On Monday night, Sony (NYSE:SNE) held a major event to show off its new PlayStation 4 game console before the E3 gaming conference officially kicked off on Tuesday. It's clear from the event that Sony is going for the jugular in its battle with console rivals Nintendo and Microsoft (NASDAQ:MSFT).
Nintendo has already been struggling with poor sales of its new Wii U console, which was released last fall, and Microsoft is facing a backlash from fans over its use of digital rights management technology. With its announcement on Monday, Sony undercut the Xbox One's price by $100 while emphasizing that the PS4 will not incorporate new DRM restrictions. With these two moves, Sony has positioned itself to become the clear winner in this generation of video game consoles. Meanwhile, Microsoft finds itself on the defensive, as it needs to justify both draconian DRM restrictions and a high price tag.
Battle of the consoles
Last month, after Microsoft revealed the Xbox One -- the successor to its highly successful Xbox 360 game console -- many gamers were outraged by the implementation of digital rights management for the new console. While very few details were given, it was clear that users would not be able to freely trade or resell used games.
As the uproar about Xbox One's DRM policies grew, Sony was suspiciously quiet. The company had revealed its PlayStation 4 console back in February, but had provided even fewer details than Microsoft. This led many to believe that PS4 would also incorporate DRM, causing fans to launch a social media campaign encouraging Sony not to do so.
Last week, Microsoft finally clarified its DRM policy for Xbox One. Xbox One consoles will need to connect to the Internet at least once a day for games to work, and users will be able to trade in or lend out games only if the publisher consents. While Microsoft will apparently allow trade-ins for its first-party games, other developers could potentially choose to disallow any sort of used market for their games. As one commenter put it, the DRM policies are "just as bad as we expected."
The new DRM policy could also be bad for GameStop's (NYSE:GME) business model, which relies heavily on trade-ins; used games offer high resale margins and also put cash in the hands of customers to buy more games at GameStop. However, the impact on Xbox One sales was clearly going to depend on whether Sony adopted the same restrictions. If Xbox One and PS4 had similar DRM policies, plenty of gamers would have given in and accepted the restrictions. For GameStop, not all is lost... yet.
PS4 to the rescue
That's where Sony comes back into the equation.
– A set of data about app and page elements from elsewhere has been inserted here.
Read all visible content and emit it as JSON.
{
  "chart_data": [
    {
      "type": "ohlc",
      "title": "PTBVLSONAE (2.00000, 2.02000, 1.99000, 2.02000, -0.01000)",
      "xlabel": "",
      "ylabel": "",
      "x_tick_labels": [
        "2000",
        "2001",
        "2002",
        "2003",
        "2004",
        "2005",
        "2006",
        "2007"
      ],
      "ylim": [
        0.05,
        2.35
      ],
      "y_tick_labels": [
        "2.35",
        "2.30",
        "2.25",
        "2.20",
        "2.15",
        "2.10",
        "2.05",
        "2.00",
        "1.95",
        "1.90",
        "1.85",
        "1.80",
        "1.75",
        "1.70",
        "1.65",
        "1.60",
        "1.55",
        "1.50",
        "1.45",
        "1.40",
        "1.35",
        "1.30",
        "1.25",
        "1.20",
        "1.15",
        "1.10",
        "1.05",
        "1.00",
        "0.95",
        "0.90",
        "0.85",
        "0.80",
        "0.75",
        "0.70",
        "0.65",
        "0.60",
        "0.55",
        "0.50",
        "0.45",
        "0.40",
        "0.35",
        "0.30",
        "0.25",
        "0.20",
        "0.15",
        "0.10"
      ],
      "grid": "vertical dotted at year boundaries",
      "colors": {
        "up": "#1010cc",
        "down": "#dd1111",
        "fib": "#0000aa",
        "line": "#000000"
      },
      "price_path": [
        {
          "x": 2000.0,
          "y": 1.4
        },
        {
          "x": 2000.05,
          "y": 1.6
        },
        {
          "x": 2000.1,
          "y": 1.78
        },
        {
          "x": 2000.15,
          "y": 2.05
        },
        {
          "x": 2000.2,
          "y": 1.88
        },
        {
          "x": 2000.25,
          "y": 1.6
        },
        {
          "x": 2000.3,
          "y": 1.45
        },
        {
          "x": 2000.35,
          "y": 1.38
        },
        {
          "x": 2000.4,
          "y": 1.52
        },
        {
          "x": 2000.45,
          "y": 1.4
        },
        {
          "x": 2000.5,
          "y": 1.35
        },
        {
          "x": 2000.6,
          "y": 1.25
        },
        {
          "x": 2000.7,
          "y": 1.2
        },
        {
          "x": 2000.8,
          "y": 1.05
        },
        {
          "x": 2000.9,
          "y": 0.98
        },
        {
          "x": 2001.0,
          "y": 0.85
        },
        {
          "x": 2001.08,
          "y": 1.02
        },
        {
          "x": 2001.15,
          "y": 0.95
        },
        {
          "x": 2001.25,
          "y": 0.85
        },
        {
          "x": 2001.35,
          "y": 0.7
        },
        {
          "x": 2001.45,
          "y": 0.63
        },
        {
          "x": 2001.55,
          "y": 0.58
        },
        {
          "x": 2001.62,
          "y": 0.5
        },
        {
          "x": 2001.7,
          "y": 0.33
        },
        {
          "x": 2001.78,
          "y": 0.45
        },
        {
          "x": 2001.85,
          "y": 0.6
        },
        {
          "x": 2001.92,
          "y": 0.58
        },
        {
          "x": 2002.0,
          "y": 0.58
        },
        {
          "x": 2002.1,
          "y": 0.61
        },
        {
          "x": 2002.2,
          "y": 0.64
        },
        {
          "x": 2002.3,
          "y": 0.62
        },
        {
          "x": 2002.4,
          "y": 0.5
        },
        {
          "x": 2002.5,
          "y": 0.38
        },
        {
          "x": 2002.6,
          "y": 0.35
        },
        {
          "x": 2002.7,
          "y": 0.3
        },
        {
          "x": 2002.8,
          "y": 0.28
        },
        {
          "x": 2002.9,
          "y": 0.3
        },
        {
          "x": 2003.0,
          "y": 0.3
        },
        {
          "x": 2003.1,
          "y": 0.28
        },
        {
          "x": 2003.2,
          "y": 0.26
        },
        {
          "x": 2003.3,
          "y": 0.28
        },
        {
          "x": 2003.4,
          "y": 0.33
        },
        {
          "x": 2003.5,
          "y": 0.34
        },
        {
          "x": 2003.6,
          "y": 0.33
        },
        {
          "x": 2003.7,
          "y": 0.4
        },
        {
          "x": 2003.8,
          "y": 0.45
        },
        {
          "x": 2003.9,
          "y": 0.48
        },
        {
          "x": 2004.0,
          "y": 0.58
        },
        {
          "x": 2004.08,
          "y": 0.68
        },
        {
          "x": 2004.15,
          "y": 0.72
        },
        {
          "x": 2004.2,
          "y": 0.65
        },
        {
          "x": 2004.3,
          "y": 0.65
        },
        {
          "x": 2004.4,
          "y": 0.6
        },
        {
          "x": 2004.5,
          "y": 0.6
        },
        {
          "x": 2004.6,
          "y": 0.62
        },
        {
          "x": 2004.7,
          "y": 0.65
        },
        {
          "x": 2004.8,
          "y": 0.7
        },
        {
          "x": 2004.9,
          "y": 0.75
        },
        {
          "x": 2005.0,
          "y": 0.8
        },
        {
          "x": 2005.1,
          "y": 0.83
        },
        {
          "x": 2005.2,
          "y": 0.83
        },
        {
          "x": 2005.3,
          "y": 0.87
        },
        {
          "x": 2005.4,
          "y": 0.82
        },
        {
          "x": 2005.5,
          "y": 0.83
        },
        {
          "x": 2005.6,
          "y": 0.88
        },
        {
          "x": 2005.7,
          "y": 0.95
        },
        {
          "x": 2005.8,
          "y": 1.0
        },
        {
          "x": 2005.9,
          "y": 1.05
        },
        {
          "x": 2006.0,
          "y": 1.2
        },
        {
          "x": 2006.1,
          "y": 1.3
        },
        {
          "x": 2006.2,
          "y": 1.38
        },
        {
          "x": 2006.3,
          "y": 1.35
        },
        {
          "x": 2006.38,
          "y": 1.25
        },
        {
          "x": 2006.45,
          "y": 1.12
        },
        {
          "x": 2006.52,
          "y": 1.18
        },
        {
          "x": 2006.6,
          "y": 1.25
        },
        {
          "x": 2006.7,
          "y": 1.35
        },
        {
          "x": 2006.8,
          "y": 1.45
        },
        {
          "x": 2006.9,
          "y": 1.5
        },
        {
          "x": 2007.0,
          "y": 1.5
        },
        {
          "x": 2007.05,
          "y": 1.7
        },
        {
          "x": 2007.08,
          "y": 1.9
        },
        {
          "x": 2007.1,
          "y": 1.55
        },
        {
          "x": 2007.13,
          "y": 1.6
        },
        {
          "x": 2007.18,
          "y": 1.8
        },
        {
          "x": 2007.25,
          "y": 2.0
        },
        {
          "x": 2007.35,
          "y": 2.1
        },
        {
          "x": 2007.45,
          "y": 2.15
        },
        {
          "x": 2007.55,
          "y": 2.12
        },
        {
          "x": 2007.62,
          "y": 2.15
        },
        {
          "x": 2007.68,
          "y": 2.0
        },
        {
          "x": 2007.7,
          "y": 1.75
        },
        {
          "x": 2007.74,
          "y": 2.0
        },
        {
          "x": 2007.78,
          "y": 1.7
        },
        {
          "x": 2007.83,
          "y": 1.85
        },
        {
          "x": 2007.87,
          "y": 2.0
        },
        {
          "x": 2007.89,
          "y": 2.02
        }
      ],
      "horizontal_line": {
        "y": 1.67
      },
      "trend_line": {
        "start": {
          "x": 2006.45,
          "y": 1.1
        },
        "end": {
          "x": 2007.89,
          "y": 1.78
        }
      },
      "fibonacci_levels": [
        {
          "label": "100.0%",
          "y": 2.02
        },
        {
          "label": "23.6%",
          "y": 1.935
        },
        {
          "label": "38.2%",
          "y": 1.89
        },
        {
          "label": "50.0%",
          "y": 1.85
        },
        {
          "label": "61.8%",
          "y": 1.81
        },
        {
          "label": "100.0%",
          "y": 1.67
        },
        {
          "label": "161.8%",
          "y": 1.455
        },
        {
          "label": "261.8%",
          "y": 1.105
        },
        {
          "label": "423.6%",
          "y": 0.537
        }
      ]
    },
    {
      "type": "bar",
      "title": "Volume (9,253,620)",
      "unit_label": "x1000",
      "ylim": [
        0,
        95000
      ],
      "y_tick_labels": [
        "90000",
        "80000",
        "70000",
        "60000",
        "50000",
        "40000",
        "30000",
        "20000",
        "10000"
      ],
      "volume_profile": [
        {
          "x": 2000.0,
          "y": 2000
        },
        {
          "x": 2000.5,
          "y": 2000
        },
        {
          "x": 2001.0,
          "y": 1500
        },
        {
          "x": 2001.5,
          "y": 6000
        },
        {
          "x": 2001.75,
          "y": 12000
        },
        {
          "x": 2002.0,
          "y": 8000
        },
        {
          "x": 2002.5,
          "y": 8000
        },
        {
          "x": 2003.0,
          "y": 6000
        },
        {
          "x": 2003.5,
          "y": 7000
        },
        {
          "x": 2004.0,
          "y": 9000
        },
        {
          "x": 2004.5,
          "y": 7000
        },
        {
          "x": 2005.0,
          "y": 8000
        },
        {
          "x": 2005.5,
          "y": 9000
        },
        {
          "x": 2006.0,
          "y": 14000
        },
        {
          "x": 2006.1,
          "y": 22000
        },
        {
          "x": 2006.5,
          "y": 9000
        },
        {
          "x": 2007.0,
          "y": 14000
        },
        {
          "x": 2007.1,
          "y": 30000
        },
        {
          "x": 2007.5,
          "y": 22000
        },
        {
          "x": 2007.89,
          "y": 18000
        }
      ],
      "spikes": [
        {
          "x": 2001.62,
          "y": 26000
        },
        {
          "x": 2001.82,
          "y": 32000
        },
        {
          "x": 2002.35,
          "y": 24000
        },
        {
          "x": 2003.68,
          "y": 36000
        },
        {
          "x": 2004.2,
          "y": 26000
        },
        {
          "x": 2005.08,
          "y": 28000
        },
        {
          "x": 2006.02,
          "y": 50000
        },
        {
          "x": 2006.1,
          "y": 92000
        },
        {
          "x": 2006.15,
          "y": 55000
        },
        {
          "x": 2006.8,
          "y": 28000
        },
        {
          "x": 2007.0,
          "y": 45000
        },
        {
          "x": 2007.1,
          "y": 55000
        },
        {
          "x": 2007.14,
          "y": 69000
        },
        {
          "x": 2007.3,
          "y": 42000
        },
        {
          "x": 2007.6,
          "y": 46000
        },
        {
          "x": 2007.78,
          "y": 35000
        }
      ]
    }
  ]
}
As it turns out, Sony never intended to use DRM but decided not to rebut last month's rumors in order to build suspense. This allowed it to deliver a potential knockout punch with its "no DRM" announcement on Monday. Sony made sure to take a swipe at Microsoft's confusing DRM policy whenever possible in order to build loyalty to the PlayStation platform. This included a big slide emphasizing user freedom. PS4 users who buy a game will have four options: "trade in games at retail, sell it to another person, lend it to a friend, or keep it forever."
Moreover, both Microsoft and Sony came out with starting prices this week. While Microsoft announced a surprisingly high price of $499 for the Xbox One, Sony is starting PS4 pricing at $399 (pricing outside the U.S. is similar). With this move, Sony solidified PS4's position as the console to beat for this generation. Wii U sales have been disappointing so far, and Sony has now undercut Microsoft on price while providing significantly more customer friendly policies (the PS4 device specs are also slightly higher than Xbox One's). For most hardcore gamers -- but also for many casual users -- PS4 looks like the obvious choice right now.
Sony's double announcement -- that PS4 would not incorporate DRM and would be priced $100 below the Xbox One -- has crippled Xbox One's momentum. While Xbox is not a major contributor to Microsoft's profitability, the company has been hoping to use it as a platform to win the "battle of the living room." However, the Xbox One's new TV-oriented features will not matter much if most people buy a PS4 instead!
For Microsoft, this is just another blow to a company that has probably seen its best days. Xbox has been one of the few bright spots for the company, as Bing has never become a money-maker like Google's search engine, and the Windows platform has been undercut by the mobile revolution. Unfortunately, it looks like Xbox may not provide the growth that Microsoft investors are hoping for, either.